PROBLEM TO WORK ON:
What the task requires is an exact printout of the listing below, pictures excluded.

DATA FOR PROCESSING:

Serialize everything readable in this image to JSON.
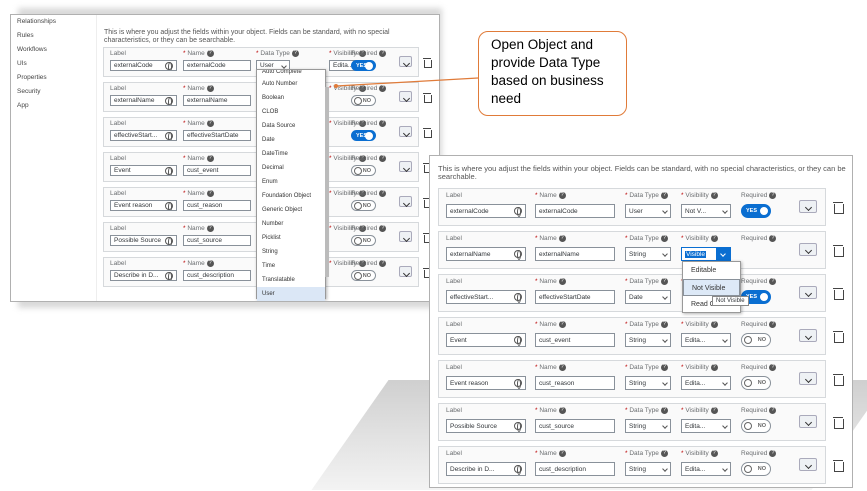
{
  "panel1": {
    "sidebar": [
      "Relationships",
      "Rules",
      "Workflows",
      "UIs",
      "Properties",
      "Security",
      "App"
    ],
    "intro": "This is where you adjust the fields within your object. Fields can be standard, with no special characteristics, or they can be searchable.",
    "headers": {
      "label": "Label",
      "name": "Name",
      "data_type": "Data Type",
      "visibility": "Visibility",
      "required": "Required"
    },
    "rows": [
      {
        "label": "externalCode",
        "name": "externalCode",
        "type": "User",
        "vis": "Edita...",
        "req": "YES"
      },
      {
        "label": "externalName",
        "name": "externalName",
        "type": "",
        "vis": "",
        "req": "NO"
      },
      {
        "label": "effectiveStart...",
        "name": "effectiveStartDate",
        "type": "",
        "vis": "",
        "req": "YES"
      },
      {
        "label": "Event",
        "name": "cust_event",
        "type": "",
        "vis": "",
        "req": "NO"
      },
      {
        "label": "Event reason",
        "name": "cust_reason",
        "type": "",
        "vis": "",
        "req": "NO"
      },
      {
        "label": "Possible Source",
        "name": "cust_source",
        "type": "",
        "vis": "",
        "req": "NO"
      },
      {
        "label": "Describe in D...",
        "name": "cust_description",
        "type": "",
        "vis": "",
        "req": "NO"
      }
    ],
    "datatype_options": [
      "Auto Complete",
      "Auto Number",
      "Boolean",
      "CLOB",
      "Data Source",
      "Date",
      "DateTime",
      "Decimal",
      "Enum",
      "Foundation Object",
      "Generic Object",
      "Number",
      "Picklist",
      "String",
      "Time",
      "Translatable",
      "User"
    ]
  },
  "panel2": {
    "intro": "This is where you adjust the fields within your object. Fields can be standard, with no special characteristics, or they can be searchable.",
    "headers": {
      "label": "Label",
      "name": "Name",
      "data_type": "Data Type",
      "visibility": "Visibility",
      "required": "Required"
    },
    "rows": [
      {
        "label": "externalCode",
        "name": "externalCode",
        "type": "User",
        "vis": "Not V...",
        "req": "YES"
      },
      {
        "label": "externalName",
        "name": "externalName",
        "type": "String",
        "vis": "Visible",
        "req": ""
      },
      {
        "label": "effectiveStart...",
        "name": "effectiveStartDate",
        "type": "Date",
        "vis": "",
        "req": "YES"
      },
      {
        "label": "Event",
        "name": "cust_event",
        "type": "String",
        "vis": "Edita...",
        "req": "NO"
      },
      {
        "label": "Event reason",
        "name": "cust_reason",
        "type": "String",
        "vis": "Edita...",
        "req": "NO"
      },
      {
        "label": "Possible Source",
        "name": "cust_source",
        "type": "String",
        "vis": "Edita...",
        "req": "NO"
      },
      {
        "label": "Describe in D...",
        "name": "cust_description",
        "type": "String",
        "vis": "Edita...",
        "req": "NO"
      }
    ],
    "visibility_options": [
      "Editable",
      "Not Visible",
      "Read O"
    ],
    "tooltip": "Not Visible"
  },
  "callout": "Open Object and provide Data Type based on business need",
  "colors": {
    "accent": "#0a6ed1",
    "callout_border": "#e07b39",
    "required": "#bb0000"
  }
}
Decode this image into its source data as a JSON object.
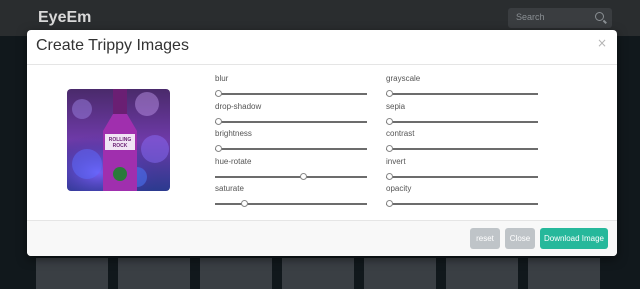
{
  "app": {
    "logo": "EyeEm",
    "search_placeholder": "Search"
  },
  "modal": {
    "title": "Create Trippy Images",
    "close": "×",
    "preview_label": "ROLLING ROCK"
  },
  "filters": [
    {
      "label": "blur",
      "value": 0
    },
    {
      "label": "grayscale",
      "value": 0
    },
    {
      "label": "drop-shadow",
      "value": 0
    },
    {
      "label": "sepia",
      "value": 0
    },
    {
      "label": "brightness",
      "value": 0
    },
    {
      "label": "contrast",
      "value": 0
    },
    {
      "label": "hue-rotate",
      "value": 58
    },
    {
      "label": "invert",
      "value": 0
    },
    {
      "label": "saturate",
      "value": 18
    },
    {
      "label": "opacity",
      "value": 0
    }
  ],
  "buttons": {
    "reset": "reset",
    "close": "Close",
    "download": "Download Image"
  },
  "colors": {
    "accent": "#26b89b",
    "button_gray": "#bfc4c8",
    "topbar": "#2a2d2f"
  }
}
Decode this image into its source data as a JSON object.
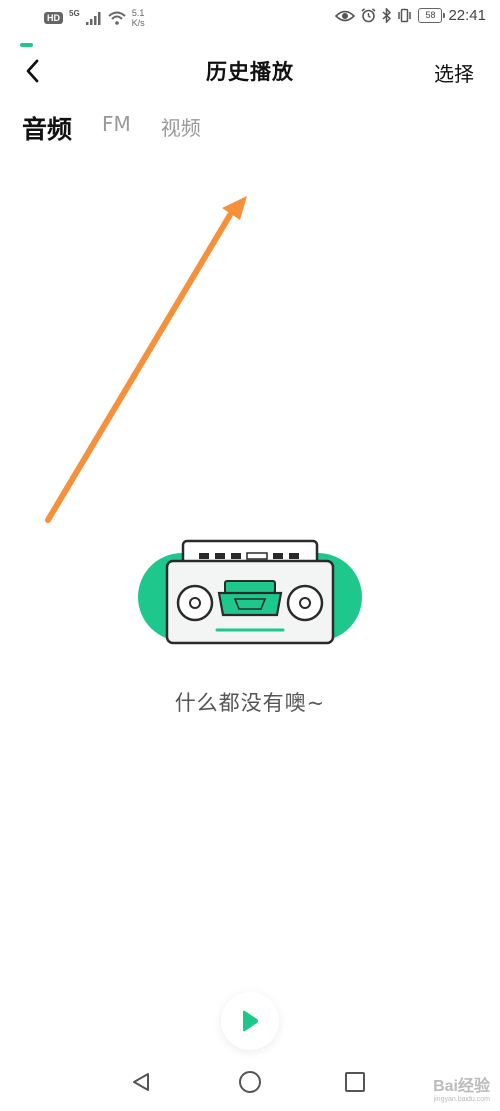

TASK OUTPUT:
Serialize everything readable in this image to JSON.
{
  "panel1": {
    "sidebar": [
      "Relationships",
      "Rules",
      "Workflows",
      "UIs",
      "Properties",
      "Security",
      "App"
    ],
    "intro": "This is where you adjust the fields within your object. Fields can be standard, with no special characteristics, or they can be searchable.",
    "headers": {
      "label": "Label",
      "name": "Name",
      "data_type": "Data Type",
      "visibility": "Visibility",
      "required": "Required"
    },
    "rows": [
      {
        "label": "externalCode",
        "name": "externalCode",
        "type": "User",
        "vis": "Edita...",
        "req": "YES"
      },
      {
        "label": "externalName",
        "name": "externalName",
        "type": "",
        "vis": "",
        "req": "NO"
      },
      {
        "label": "effectiveStart...",
        "name": "effectiveStartDate",
        "type": "",
        "vis": "",
        "req": "YES"
      },
      {
        "label": "Event",
        "name": "cust_event",
        "type": "",
        "vis": "",
        "req": "NO"
      },
      {
        "label": "Event reason",
        "name": "cust_reason",
        "type": "",
        "vis": "",
        "req": "NO"
      },
      {
        "label": "Possible Source",
        "name": "cust_source",
        "type": "",
        "vis": "",
        "req": "NO"
      },
      {
        "label": "Describe in D...",
        "name": "cust_description",
        "type": "",
        "vis": "",
        "req": "NO"
      }
    ],
    "datatype_options": [
      "Auto Complete",
      "Auto Number",
      "Boolean",
      "CLOB",
      "Data Source",
      "Date",
      "DateTime",
      "Decimal",
      "Enum",
      "Foundation Object",
      "Generic Object",
      "Number",
      "Picklist",
      "String",
      "Time",
      "Translatable",
      "User"
    ]
  },
  "panel2": {
    "intro": "This is where you adjust the fields within your object. Fields can be standard, with no special characteristics, or they can be searchable.",
    "headers": {
      "label": "Label",
      "name": "Name",
      "data_type": "Data Type",
      "visibility": "Visibility",
      "required": "Required"
    },
    "rows": [
      {
        "label": "externalCode",
        "name": "externalCode",
        "type": "User",
        "vis": "Not V...",
        "req": "YES"
      },
      {
        "label": "externalName",
        "name": "externalName",
        "type": "String",
        "vis": "Visible",
        "req": ""
      },
      {
        "label": "effectiveStart...",
        "name": "effectiveStartDate",
        "type": "Date",
        "vis": "",
        "req": "YES"
      },
      {
        "label": "Event",
        "name": "cust_event",
        "type": "String",
        "vis": "Edita...",
        "req": "NO"
      },
      {
        "label": "Event reason",
        "name": "cust_reason",
        "type": "String",
        "vis": "Edita...",
        "req": "NO"
      },
      {
        "label": "Possible Source",
        "name": "cust_source",
        "type": "String",
        "vis": "Edita...",
        "req": "NO"
      },
      {
        "label": "Describe in D...",
        "name": "cust_description",
        "type": "String",
        "vis": "Edita...",
        "req": "NO"
      }
    ],
    "visibility_options": [
      "Editable",
      "Not Visible",
      "Read O"
    ],
    "tooltip": "Not Visible"
  },
  "callout": "Open Object and provide Data Type based on business need",
  "colors": {
    "accent": "#0a6ed1",
    "callout_border": "#e07b39",
    "required": "#bb0000"
  }
}
Decode this image into its source data as a JSON object.
{
  "app": {
    "logo": "EyeEm",
    "search_placeholder": "Search"
  },
  "modal": {
    "title": "Create Trippy Images",
    "close": "×",
    "preview_label": "ROLLING ROCK"
  },
  "filters": [
    {
      "label": "blur",
      "value": 0
    },
    {
      "label": "grayscale",
      "value": 0
    },
    {
      "label": "drop-shadow",
      "value": 0
    },
    {
      "label": "sepia",
      "value": 0
    },
    {
      "label": "brightness",
      "value": 0
    },
    {
      "label": "contrast",
      "value": 0
    },
    {
      "label": "hue-rotate",
      "value": 58
    },
    {
      "label": "invert",
      "value": 0
    },
    {
      "label": "saturate",
      "value": 18
    },
    {
      "label": "opacity",
      "value": 0
    }
  ],
  "buttons": {
    "reset": "reset",
    "close": "Close",
    "download": "Download Image"
  },
  "colors": {
    "accent": "#26b89b",
    "button_gray": "#bfc4c8",
    "topbar": "#2a2d2f"
  }
}
Decode this image into its source data as a JSON object.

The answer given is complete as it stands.